DATA SHOWN: Begin
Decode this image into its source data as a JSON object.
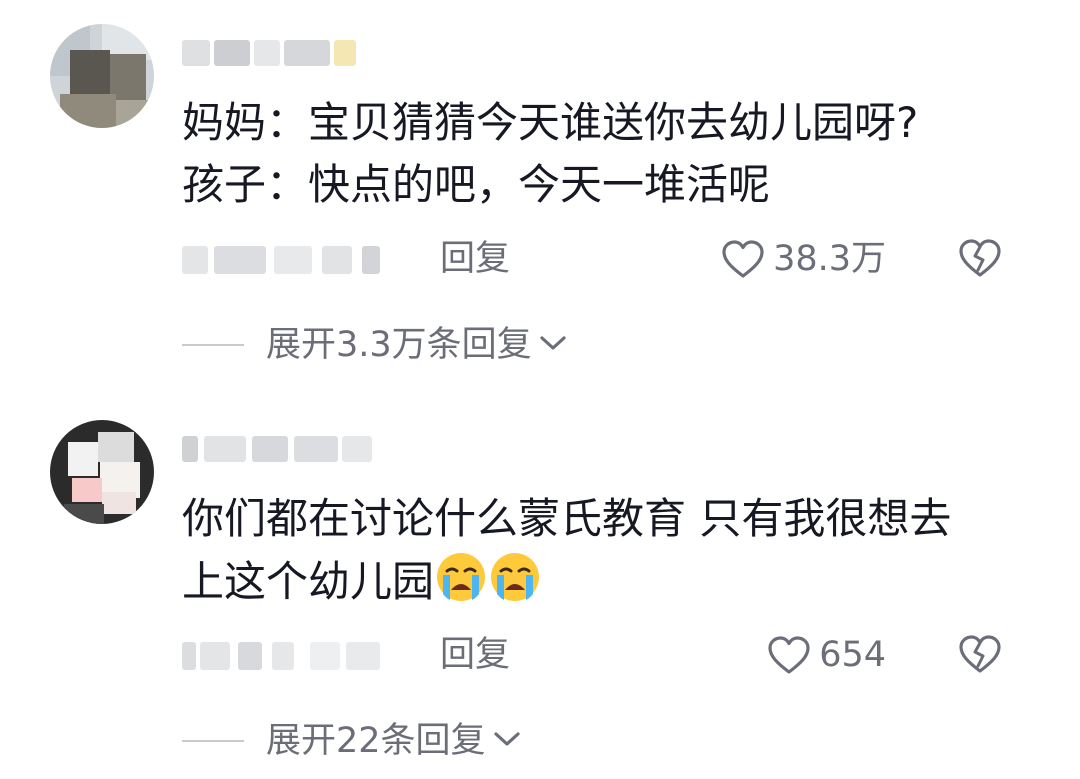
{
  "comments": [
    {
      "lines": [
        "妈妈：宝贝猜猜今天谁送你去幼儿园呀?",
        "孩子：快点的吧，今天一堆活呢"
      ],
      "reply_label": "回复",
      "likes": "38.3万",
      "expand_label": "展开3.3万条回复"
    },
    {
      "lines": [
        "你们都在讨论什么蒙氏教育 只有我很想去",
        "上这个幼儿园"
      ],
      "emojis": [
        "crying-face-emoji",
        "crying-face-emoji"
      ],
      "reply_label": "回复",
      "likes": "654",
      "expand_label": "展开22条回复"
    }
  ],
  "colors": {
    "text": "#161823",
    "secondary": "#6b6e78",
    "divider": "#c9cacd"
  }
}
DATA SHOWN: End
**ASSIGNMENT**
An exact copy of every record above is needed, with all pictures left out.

**SOLUTION FOR THIS TASK**
Decode this image into its source data as a JSON object.
{
  "comments": [
    {
      "lines": [
        "妈妈：宝贝猜猜今天谁送你去幼儿园呀?",
        "孩子：快点的吧，今天一堆活呢"
      ],
      "reply_label": "回复",
      "likes": "38.3万",
      "expand_label": "展开3.3万条回复"
    },
    {
      "lines": [
        "你们都在讨论什么蒙氏教育 只有我很想去",
        "上这个幼儿园"
      ],
      "emojis": [
        "crying-face-emoji",
        "crying-face-emoji"
      ],
      "reply_label": "回复",
      "likes": "654",
      "expand_label": "展开22条回复"
    }
  ],
  "colors": {
    "text": "#161823",
    "secondary": "#6b6e78",
    "divider": "#c9cacd"
  }
}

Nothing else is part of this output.